The official designation of the Income Security category is “Function 600,” which, in short, ensures a minimum level of income for endangered members of society. Here is the official description from the U.S. House of Representatives website:
“Function 600 consists of a range of income security programs that provide cash or near-cash assistance (e.g., housing, nutrition, and energy assistance) to low-income persons, and benefits to certain retirees, persons with disabilities, and the unemployed. Housing assistance programs account for the largest share of discretionary funding in this function. Major federal entitlement programs in this function include unemployment insurance, trade adjustment assistance income support, food stamps, Temporary Assistance to Needy Families, foster care, and Supplemental Security Income. Federal and other retirement and disability programs comprise approximately one third of the funds in this function.”37.
Income Security accounted for $303.9 billion in federal spending in 2016. Spending in this category has historically been far below 1% of GDP in recent years38:
Income Security functions should be subject to spending oversights like any other federal spending program, however I would not make any recommendations at this time for cutting spending from any of these programs. On the contrary, I believe these programs promote a healthy society by taking care of the socioeconomically disadvantaged.
Now that we’ve covered the biggest spending chunks of federal budget spending we will be taking a look at tax revenue policies and wrapping up the series with a conclusive summary.

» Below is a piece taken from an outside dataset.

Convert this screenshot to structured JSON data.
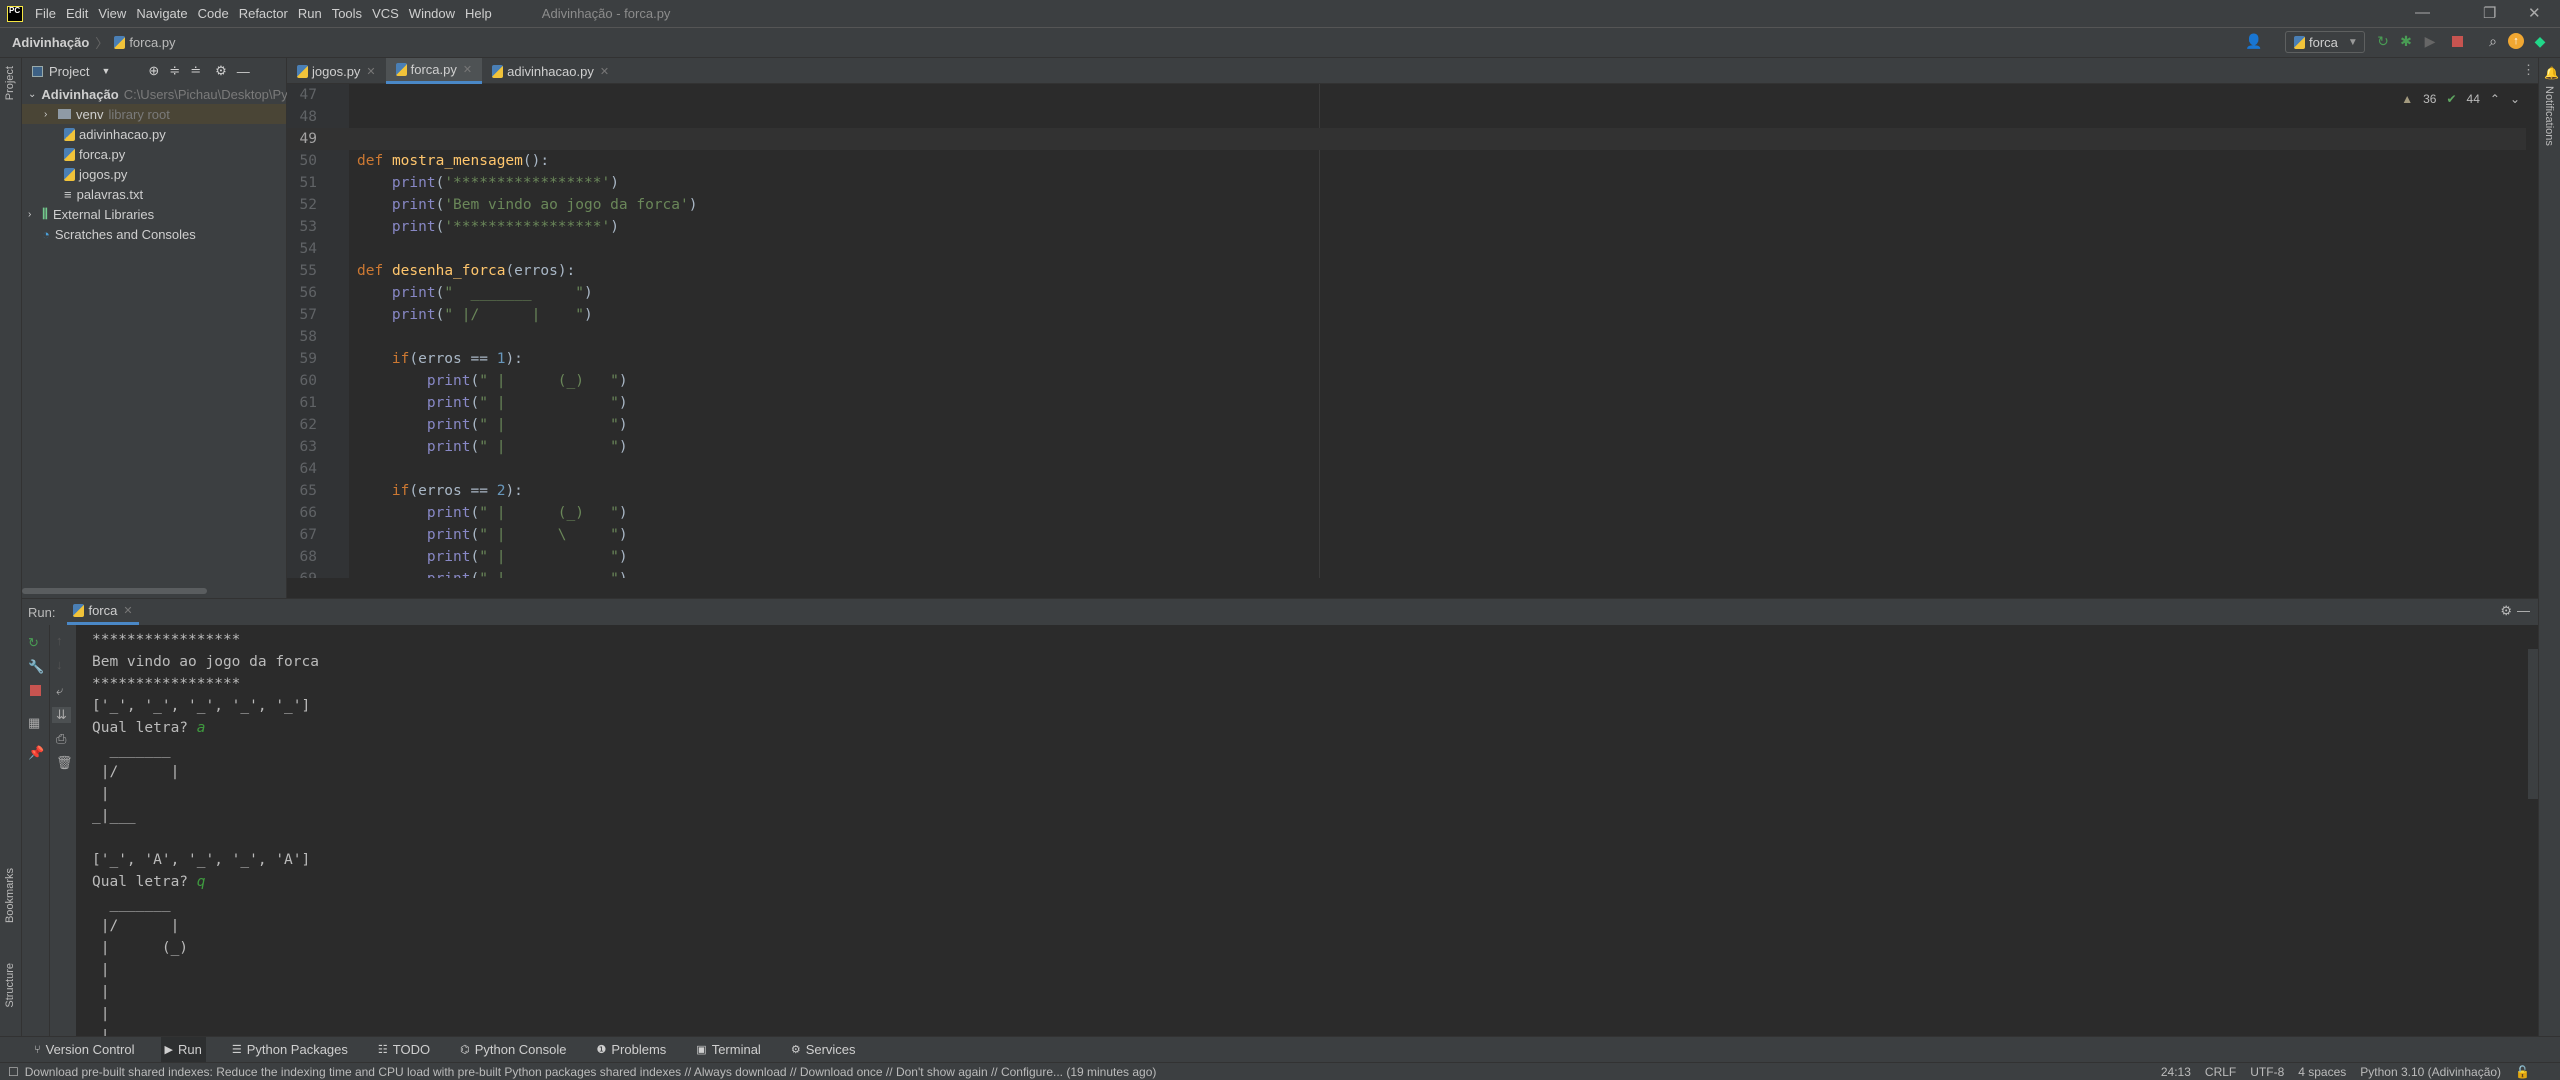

37 Committee on the Budget: U.S. House of Representatives. Committee on the Budget.
38 Austin. 2016. Discretionary Budget Authority by Subfunction: An Overview.